Exercise data below:

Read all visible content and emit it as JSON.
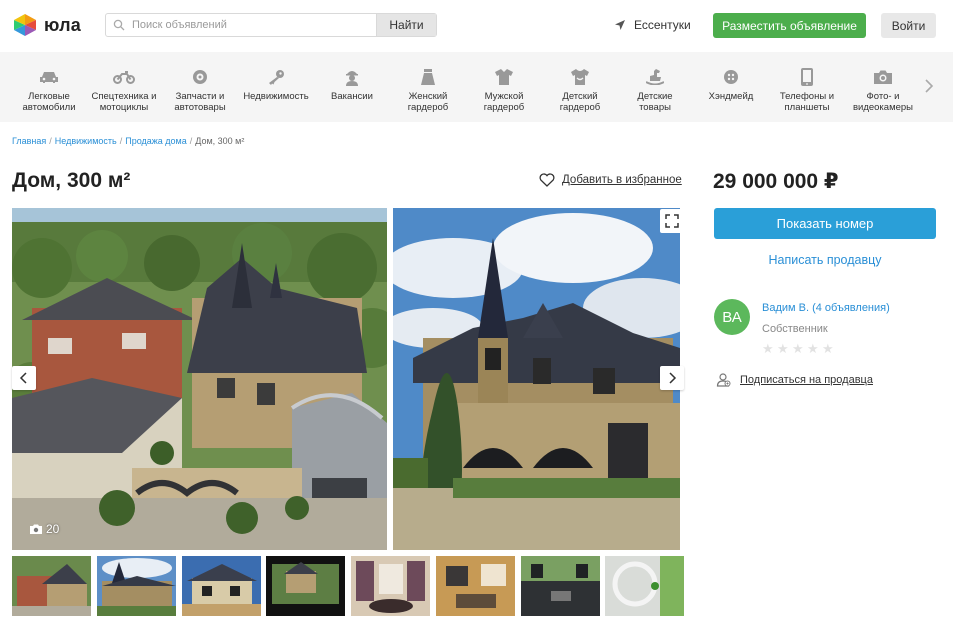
{
  "brand": {
    "logo_text": "юла",
    "colors": {
      "green": "#4cae4c",
      "blue": "#2a9fd8",
      "link": "#2a8fd6"
    }
  },
  "header": {
    "search_placeholder": "Поиск объявлений",
    "search_button": "Найти",
    "location": "Ессентуки",
    "post_button": "Разместить объявление",
    "login_button": "Войти"
  },
  "categories": [
    {
      "line1": "Легковые",
      "line2": "автомобили",
      "icon": "car-icon"
    },
    {
      "line1": "Спецтехника и",
      "line2": "мотоциклы",
      "icon": "motorcycle-icon"
    },
    {
      "line1": "Запчасти и",
      "line2": "автотовары",
      "icon": "wheel-icon"
    },
    {
      "line1": "Недвижимость",
      "line2": "",
      "icon": "key-icon"
    },
    {
      "line1": "Вакансии",
      "line2": "",
      "icon": "worker-icon"
    },
    {
      "line1": "Женский",
      "line2": "гардероб",
      "icon": "skirt-icon"
    },
    {
      "line1": "Мужской",
      "line2": "гардероб",
      "icon": "shirt-icon"
    },
    {
      "line1": "Детский",
      "line2": "гардероб",
      "icon": "kids-clothes-icon"
    },
    {
      "line1": "Детские",
      "line2": "товары",
      "icon": "rocking-horse-icon"
    },
    {
      "line1": "Хэндмейд",
      "line2": "",
      "icon": "button-icon"
    },
    {
      "line1": "Телефоны и",
      "line2": "планшеты",
      "icon": "phone-icon"
    },
    {
      "line1": "Фото- и",
      "line2": "видеокамеры",
      "icon": "camera-icon"
    }
  ],
  "breadcrumb": {
    "items": [
      "Главная",
      "Недвижимость",
      "Продажа дома"
    ],
    "current": "Дом, 300 м²"
  },
  "listing": {
    "title": "Дом, 300 м²",
    "favorite_label": "Добавить в избранное",
    "photo_count": "20",
    "price": "29 000 000 ₽",
    "show_phone": "Показать номер",
    "write_seller": "Написать продавцу"
  },
  "seller": {
    "initials": "ВА",
    "name": "Вадим В. (4 объявления)",
    "type": "Собственник",
    "rating": 0,
    "subscribe": "Подписаться на продавца"
  }
}
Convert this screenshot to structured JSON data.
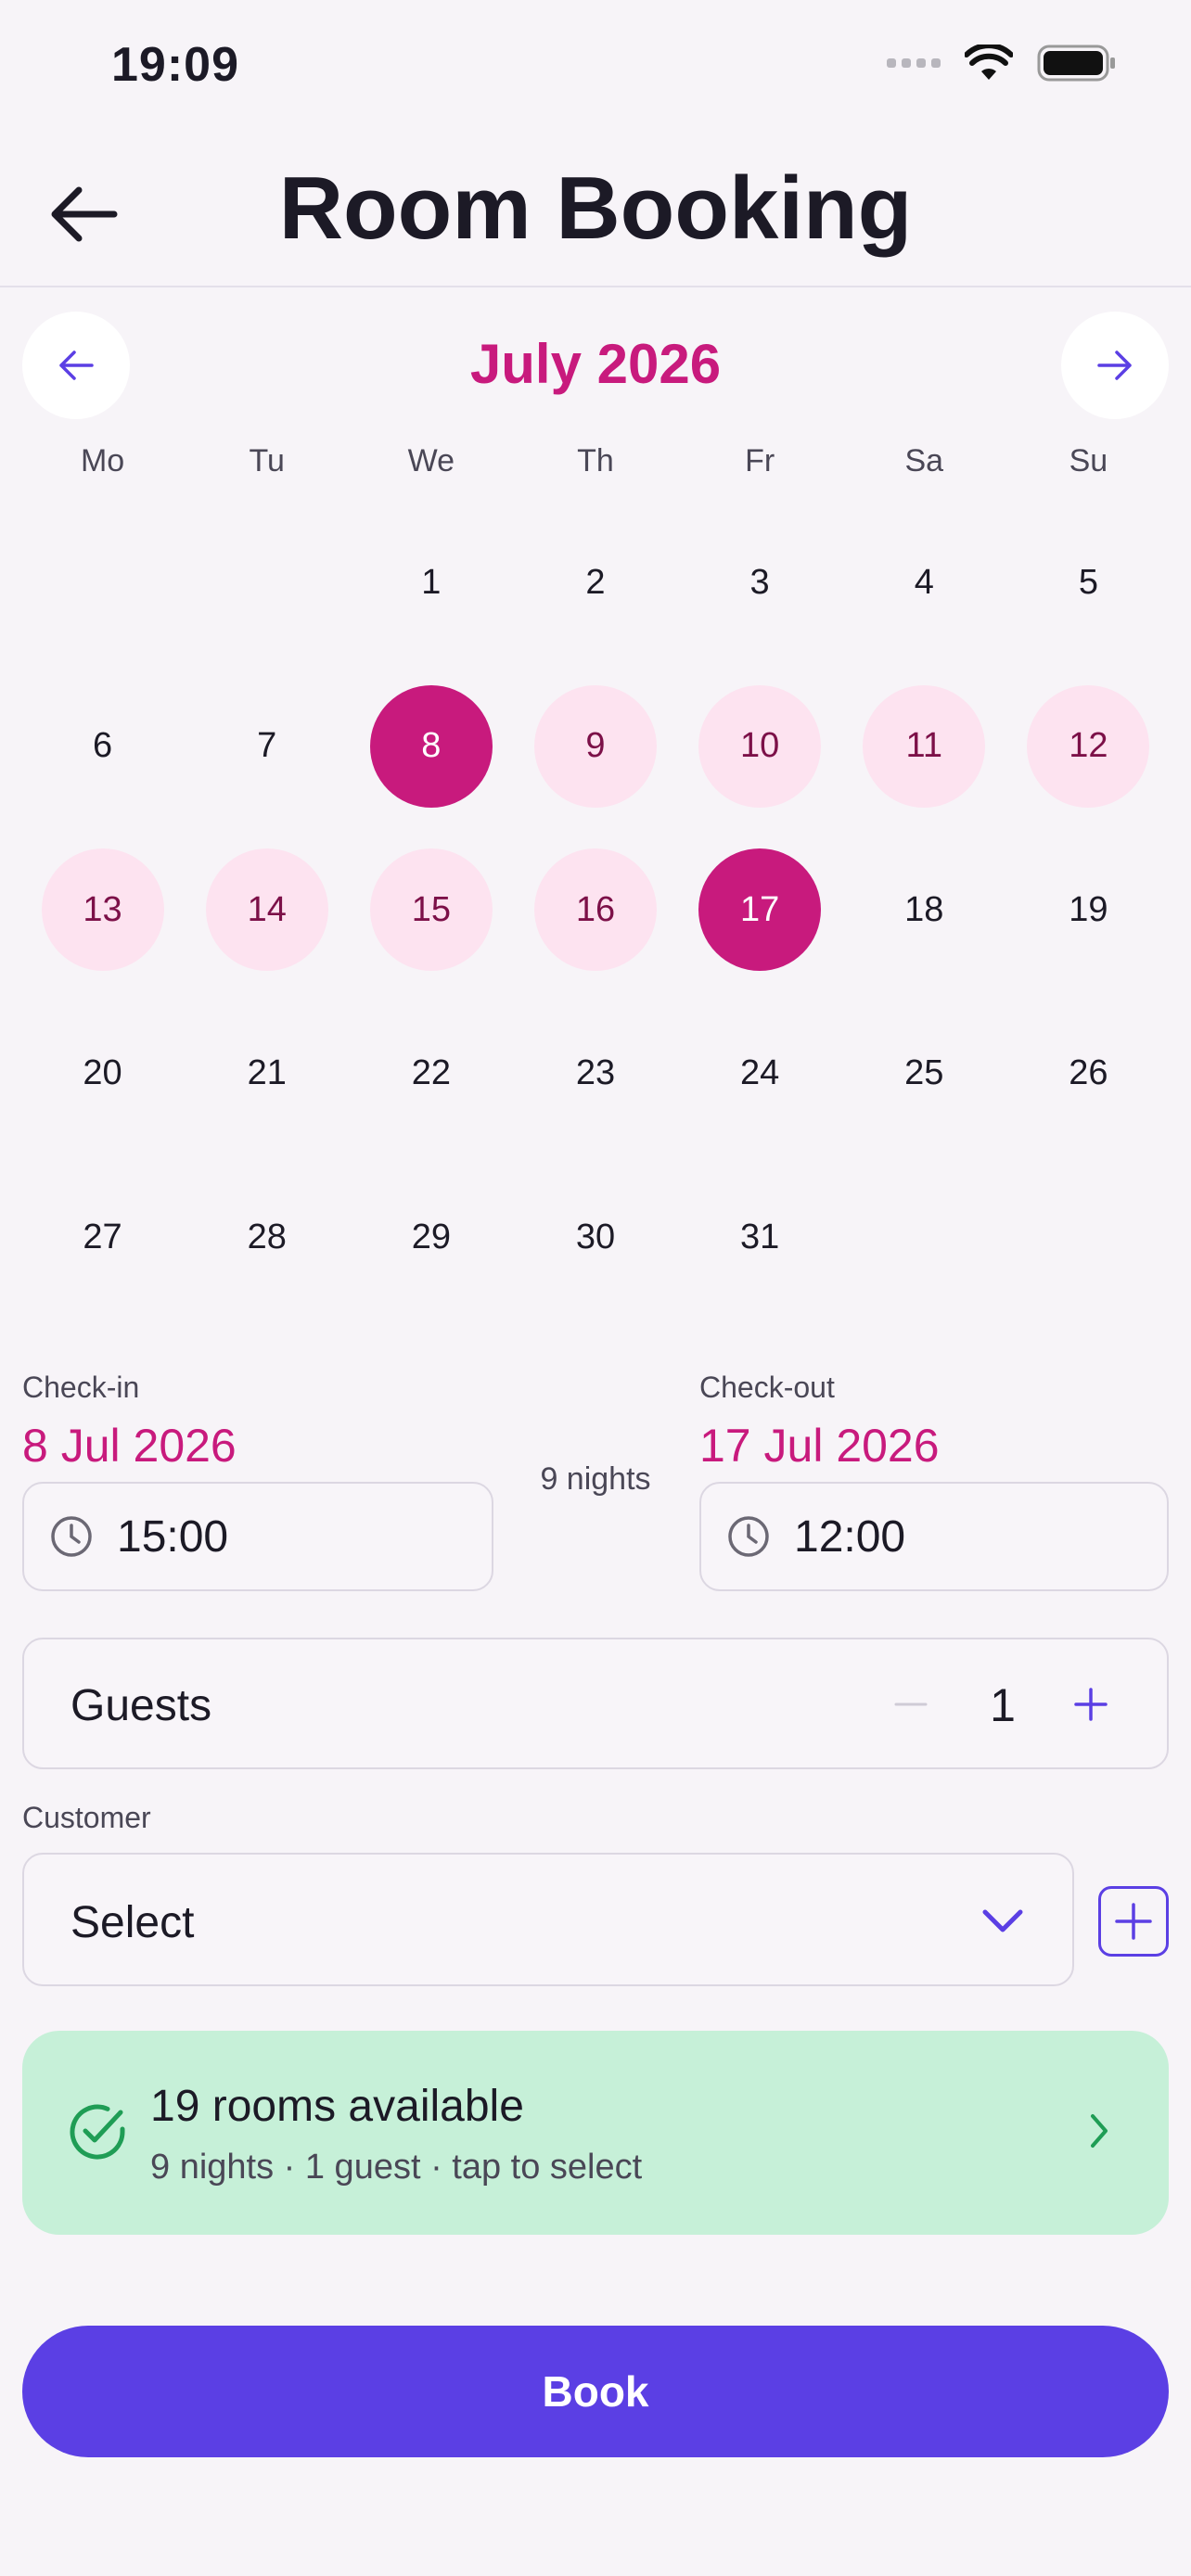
{
  "status_bar": {
    "time": "19:09"
  },
  "header": {
    "title": "Room Booking"
  },
  "calendar": {
    "month": "July 2026",
    "weekdays": [
      "Mo",
      "Tu",
      "We",
      "Th",
      "Fr",
      "Sa",
      "Su"
    ],
    "leading_blanks": 2,
    "days": [
      "1",
      "2",
      "3",
      "4",
      "5",
      "6",
      "7",
      "8",
      "9",
      "10",
      "11",
      "12",
      "13",
      "14",
      "15",
      "16",
      "17",
      "18",
      "19",
      "20",
      "21",
      "22",
      "23",
      "24",
      "25",
      "26",
      "27",
      "28",
      "29",
      "30",
      "31"
    ],
    "selected_start": 8,
    "selected_end": 17
  },
  "dates": {
    "checkin_label": "Check-in",
    "checkin_date": "8 Jul 2026",
    "checkin_time": "15:00",
    "checkout_label": "Check-out",
    "checkout_date": "17 Jul 2026",
    "checkout_time": "12:00",
    "nights": "9 nights"
  },
  "guests": {
    "label": "Guests",
    "count": "1"
  },
  "customer": {
    "label": "Customer",
    "value": "Select"
  },
  "availability": {
    "title": "19 rooms available",
    "subtitle": "9 nights · 1 guest · tap to select"
  },
  "book_button": "Book",
  "colors": {
    "accent": "#5b3fe4",
    "selection": "#c81a7d",
    "range": "#fde3f0",
    "success_bg": "#c6f0d8",
    "success_icon": "#1f9d55"
  }
}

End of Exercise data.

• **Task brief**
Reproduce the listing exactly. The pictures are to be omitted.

• **Problem solution**
Read all visible content and emit it as JSON.
{
  "brand": {
    "logo_text": "юла",
    "colors": {
      "green": "#4cae4c",
      "blue": "#2a9fd8",
      "link": "#2a8fd6"
    }
  },
  "header": {
    "search_placeholder": "Поиск объявлений",
    "search_button": "Найти",
    "location": "Ессентуки",
    "post_button": "Разместить объявление",
    "login_button": "Войти"
  },
  "categories": [
    {
      "line1": "Легковые",
      "line2": "автомобили",
      "icon": "car-icon"
    },
    {
      "line1": "Спецтехника и",
      "line2": "мотоциклы",
      "icon": "motorcycle-icon"
    },
    {
      "line1": "Запчасти и",
      "line2": "автотовары",
      "icon": "wheel-icon"
    },
    {
      "line1": "Недвижимость",
      "line2": "",
      "icon": "key-icon"
    },
    {
      "line1": "Вакансии",
      "line2": "",
      "icon": "worker-icon"
    },
    {
      "line1": "Женский",
      "line2": "гардероб",
      "icon": "skirt-icon"
    },
    {
      "line1": "Мужской",
      "line2": "гардероб",
      "icon": "shirt-icon"
    },
    {
      "line1": "Детский",
      "line2": "гардероб",
      "icon": "kids-clothes-icon"
    },
    {
      "line1": "Детские",
      "line2": "товары",
      "icon": "rocking-horse-icon"
    },
    {
      "line1": "Хэндмейд",
      "line2": "",
      "icon": "button-icon"
    },
    {
      "line1": "Телефоны и",
      "line2": "планшеты",
      "icon": "phone-icon"
    },
    {
      "line1": "Фото- и",
      "line2": "видеокамеры",
      "icon": "camera-icon"
    }
  ],
  "breadcrumb": {
    "items": [
      "Главная",
      "Недвижимость",
      "Продажа дома"
    ],
    "current": "Дом, 300 м²"
  },
  "listing": {
    "title": "Дом, 300 м²",
    "favorite_label": "Добавить в избранное",
    "photo_count": "20",
    "price": "29 000 000 ₽",
    "show_phone": "Показать номер",
    "write_seller": "Написать продавцу"
  },
  "seller": {
    "initials": "ВА",
    "name": "Вадим В. (4 объявления)",
    "type": "Собственник",
    "rating": 0,
    "subscribe": "Подписаться на продавца"
  }
}
Convert this screenshot to structured JSON data.
{
  "status_bar": {
    "time": "19:09"
  },
  "header": {
    "title": "Room Booking"
  },
  "calendar": {
    "month": "July 2026",
    "weekdays": [
      "Mo",
      "Tu",
      "We",
      "Th",
      "Fr",
      "Sa",
      "Su"
    ],
    "leading_blanks": 2,
    "days": [
      "1",
      "2",
      "3",
      "4",
      "5",
      "6",
      "7",
      "8",
      "9",
      "10",
      "11",
      "12",
      "13",
      "14",
      "15",
      "16",
      "17",
      "18",
      "19",
      "20",
      "21",
      "22",
      "23",
      "24",
      "25",
      "26",
      "27",
      "28",
      "29",
      "30",
      "31"
    ],
    "selected_start": 8,
    "selected_end": 17
  },
  "dates": {
    "checkin_label": "Check-in",
    "checkin_date": "8 Jul 2026",
    "checkin_time": "15:00",
    "checkout_label": "Check-out",
    "checkout_date": "17 Jul 2026",
    "checkout_time": "12:00",
    "nights": "9 nights"
  },
  "guests": {
    "label": "Guests",
    "count": "1"
  },
  "customer": {
    "label": "Customer",
    "value": "Select"
  },
  "availability": {
    "title": "19 rooms available",
    "subtitle": "9 nights · 1 guest · tap to select"
  },
  "book_button": "Book",
  "colors": {
    "accent": "#5b3fe4",
    "selection": "#c81a7d",
    "range": "#fde3f0",
    "success_bg": "#c6f0d8",
    "success_icon": "#1f9d55"
  }
}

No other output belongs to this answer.